The things we say and the projects we do are our clips. Taken together, they are our contribution. If you don’t want to be judged by a clip of something you said or did, the path is pretty clear. The best resumé says, “please judge me by my clips.”*
The imagination can create the future only if its products are brought over into the real. The bestowal of work completes the act of imagination.**
I confess I had to look up what a clip is, and I’m guessing it’s this, not these.
There’s the good, the bad and the ugly inside all of us and they make it to the outside in a plethora of ways.
In her recommendations for good writing habits, Lydia Davis encourages observation:
Take notes regularly.^
What should be take notes on?
Observe your own activity […] your own feelings […] the behaviour of others, both animal and human […] the weather, and be specific […] other types of behaviour, including that of municipalities*^
I include these words not because we are all to be writers, but because we need to be better observers of our own lives, not only to see when we are being bad or ugly, and to stop, but when we are being good and don’t notice it so that we can repeat it.
I wonder whether, if what we get to noticing is actually telling us a lot about our energy:
To be fully engaged, we must be physically energised, emotionally connected, mentally focused and spiritually aligned with a purpose beyond our immediate self-interest.^^
The last is the biggy for me because it ensures that the bad and the ugly cannot triumph.
Bringing these thoughts together, notice when you are most energised: what are you doing?, why are you doing it”, who are you doing it with or for? and when are you doing it (i.e., are you starting or finishing something?)? Do more of these things and you are likely being your good self, and you’ll also have enough energy to do things you don’t particularly like doing, too.
(*From Seth Godin’s blog: You are your clips.)

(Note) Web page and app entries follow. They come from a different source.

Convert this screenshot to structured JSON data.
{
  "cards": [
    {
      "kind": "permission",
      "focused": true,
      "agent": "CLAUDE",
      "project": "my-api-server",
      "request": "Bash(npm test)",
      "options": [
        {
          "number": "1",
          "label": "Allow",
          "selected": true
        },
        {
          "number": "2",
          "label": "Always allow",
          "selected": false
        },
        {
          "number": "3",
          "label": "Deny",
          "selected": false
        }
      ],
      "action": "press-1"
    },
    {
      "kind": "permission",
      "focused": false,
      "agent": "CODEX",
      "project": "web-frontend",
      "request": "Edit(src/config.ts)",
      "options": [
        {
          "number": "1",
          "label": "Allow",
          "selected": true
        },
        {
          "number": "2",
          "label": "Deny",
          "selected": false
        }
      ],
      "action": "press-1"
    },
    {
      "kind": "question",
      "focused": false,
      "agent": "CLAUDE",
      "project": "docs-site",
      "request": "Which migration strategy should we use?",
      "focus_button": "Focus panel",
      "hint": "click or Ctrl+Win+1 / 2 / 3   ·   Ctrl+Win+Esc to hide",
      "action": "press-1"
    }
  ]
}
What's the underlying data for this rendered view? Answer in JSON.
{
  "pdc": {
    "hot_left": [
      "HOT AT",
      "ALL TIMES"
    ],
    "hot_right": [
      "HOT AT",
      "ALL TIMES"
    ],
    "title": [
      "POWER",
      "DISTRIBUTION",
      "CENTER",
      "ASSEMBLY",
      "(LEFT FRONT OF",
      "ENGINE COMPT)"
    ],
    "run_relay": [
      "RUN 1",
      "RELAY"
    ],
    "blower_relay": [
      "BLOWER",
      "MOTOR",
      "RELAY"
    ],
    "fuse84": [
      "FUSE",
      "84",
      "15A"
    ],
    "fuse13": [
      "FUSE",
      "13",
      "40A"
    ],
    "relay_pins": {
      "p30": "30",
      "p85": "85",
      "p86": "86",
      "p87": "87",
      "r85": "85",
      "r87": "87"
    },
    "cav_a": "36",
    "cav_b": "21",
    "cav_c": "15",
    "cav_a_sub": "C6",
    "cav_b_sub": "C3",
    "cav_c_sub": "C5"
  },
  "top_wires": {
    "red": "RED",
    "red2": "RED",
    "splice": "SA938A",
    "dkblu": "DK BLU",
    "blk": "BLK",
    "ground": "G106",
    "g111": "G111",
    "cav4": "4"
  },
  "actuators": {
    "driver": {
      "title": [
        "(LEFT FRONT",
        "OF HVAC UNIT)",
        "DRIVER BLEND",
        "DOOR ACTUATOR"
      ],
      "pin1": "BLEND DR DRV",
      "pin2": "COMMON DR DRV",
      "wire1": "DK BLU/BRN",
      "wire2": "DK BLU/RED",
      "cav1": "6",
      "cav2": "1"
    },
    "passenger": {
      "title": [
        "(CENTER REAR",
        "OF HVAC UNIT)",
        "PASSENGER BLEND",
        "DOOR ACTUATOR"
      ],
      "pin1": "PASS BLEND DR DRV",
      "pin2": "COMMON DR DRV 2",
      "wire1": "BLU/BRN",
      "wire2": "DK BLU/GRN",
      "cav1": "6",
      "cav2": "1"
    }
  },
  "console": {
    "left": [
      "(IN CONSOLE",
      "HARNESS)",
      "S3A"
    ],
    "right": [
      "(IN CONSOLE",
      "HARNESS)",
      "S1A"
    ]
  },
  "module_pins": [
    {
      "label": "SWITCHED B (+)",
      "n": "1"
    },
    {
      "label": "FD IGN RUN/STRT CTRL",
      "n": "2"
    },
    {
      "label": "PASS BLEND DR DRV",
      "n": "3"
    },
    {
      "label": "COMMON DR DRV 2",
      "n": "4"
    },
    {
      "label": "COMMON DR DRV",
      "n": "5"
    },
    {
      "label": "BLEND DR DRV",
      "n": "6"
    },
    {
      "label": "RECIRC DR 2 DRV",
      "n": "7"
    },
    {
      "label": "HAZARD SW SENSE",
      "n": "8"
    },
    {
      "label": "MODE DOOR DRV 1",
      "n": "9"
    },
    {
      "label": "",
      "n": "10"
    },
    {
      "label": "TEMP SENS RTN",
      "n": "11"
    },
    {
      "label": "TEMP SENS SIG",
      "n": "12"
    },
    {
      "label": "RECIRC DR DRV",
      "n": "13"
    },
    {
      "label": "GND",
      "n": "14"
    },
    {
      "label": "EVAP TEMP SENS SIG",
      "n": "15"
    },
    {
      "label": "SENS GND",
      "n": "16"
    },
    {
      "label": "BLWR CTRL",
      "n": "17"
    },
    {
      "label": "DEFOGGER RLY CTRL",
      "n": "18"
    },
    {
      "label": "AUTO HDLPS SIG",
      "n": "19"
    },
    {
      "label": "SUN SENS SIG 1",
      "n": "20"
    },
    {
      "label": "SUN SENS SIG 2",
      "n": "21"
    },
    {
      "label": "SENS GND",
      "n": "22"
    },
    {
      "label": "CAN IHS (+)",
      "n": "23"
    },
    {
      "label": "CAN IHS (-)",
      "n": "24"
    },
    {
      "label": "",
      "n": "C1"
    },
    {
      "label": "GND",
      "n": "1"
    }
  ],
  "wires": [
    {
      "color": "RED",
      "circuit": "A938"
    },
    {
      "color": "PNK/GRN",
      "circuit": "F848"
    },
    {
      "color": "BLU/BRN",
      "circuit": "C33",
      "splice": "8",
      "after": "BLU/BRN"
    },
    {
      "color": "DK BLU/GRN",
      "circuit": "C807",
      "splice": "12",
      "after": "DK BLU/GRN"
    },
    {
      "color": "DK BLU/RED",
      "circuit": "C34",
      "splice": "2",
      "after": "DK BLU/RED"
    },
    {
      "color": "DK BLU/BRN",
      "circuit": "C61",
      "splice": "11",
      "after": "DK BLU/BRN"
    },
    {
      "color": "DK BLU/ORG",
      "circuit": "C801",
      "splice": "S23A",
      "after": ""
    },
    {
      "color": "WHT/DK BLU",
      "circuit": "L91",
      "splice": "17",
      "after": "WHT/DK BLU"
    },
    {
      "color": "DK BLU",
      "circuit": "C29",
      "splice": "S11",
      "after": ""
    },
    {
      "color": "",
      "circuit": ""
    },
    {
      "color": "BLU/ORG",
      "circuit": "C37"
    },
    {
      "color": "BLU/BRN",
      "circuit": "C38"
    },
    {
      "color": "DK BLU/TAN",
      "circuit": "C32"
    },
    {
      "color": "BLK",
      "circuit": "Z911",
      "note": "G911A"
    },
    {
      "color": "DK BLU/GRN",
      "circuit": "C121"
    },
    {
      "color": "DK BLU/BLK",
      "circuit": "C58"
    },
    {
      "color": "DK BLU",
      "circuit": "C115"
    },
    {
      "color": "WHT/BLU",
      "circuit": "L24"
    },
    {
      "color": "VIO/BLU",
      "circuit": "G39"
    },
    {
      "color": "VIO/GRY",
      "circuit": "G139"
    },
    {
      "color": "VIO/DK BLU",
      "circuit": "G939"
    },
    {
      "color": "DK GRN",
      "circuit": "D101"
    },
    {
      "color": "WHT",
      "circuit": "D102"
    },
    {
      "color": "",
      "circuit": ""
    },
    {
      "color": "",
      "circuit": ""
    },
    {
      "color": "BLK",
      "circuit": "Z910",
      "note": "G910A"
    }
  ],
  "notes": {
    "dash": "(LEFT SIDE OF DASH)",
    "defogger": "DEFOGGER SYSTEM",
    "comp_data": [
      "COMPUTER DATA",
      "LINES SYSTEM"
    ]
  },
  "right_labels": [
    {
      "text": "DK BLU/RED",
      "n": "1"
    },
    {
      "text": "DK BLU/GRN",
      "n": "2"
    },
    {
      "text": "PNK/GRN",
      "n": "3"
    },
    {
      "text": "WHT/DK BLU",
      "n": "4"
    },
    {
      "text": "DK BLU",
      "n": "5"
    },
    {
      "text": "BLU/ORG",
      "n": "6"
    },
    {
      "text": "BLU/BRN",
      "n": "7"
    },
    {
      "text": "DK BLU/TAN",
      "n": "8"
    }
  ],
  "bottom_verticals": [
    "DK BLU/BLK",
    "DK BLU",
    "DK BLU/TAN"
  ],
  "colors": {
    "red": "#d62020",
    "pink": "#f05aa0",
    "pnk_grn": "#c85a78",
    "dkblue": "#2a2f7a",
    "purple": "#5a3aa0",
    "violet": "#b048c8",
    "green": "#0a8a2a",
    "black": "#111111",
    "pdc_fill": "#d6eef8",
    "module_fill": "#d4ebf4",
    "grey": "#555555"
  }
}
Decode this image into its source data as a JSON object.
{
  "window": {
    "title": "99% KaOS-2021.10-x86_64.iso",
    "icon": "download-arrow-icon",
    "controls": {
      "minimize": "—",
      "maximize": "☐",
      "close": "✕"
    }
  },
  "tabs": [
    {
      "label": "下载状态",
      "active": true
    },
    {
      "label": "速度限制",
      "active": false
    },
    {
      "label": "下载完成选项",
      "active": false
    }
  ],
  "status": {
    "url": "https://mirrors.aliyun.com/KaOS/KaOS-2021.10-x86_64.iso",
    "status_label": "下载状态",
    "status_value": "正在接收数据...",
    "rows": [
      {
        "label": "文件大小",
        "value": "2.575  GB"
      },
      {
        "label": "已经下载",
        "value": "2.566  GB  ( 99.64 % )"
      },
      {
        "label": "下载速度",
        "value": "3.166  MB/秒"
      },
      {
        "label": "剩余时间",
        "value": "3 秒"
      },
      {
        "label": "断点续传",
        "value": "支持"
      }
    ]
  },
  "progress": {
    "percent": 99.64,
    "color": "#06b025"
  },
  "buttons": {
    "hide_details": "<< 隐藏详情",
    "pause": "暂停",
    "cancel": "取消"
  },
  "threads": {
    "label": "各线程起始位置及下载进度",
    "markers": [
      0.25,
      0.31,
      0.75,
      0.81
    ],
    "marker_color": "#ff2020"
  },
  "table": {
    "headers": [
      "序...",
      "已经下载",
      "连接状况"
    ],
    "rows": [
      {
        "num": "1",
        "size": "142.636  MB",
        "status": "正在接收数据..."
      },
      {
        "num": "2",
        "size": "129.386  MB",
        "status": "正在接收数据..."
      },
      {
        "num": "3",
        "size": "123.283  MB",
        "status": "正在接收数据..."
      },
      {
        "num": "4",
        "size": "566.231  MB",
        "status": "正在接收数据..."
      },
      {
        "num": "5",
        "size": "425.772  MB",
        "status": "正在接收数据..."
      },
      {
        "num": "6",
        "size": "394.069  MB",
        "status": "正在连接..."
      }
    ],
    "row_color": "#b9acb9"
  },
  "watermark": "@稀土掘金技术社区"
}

(**From Lewis Hyde’s The Gift.)
(^From Literary Hub’s article: Lydia Davis: Ten of My Recommendations for Good Writing Habits.)
(^^From Jim Loehr and Tony Schwartz’s The Power of Full Engagement.)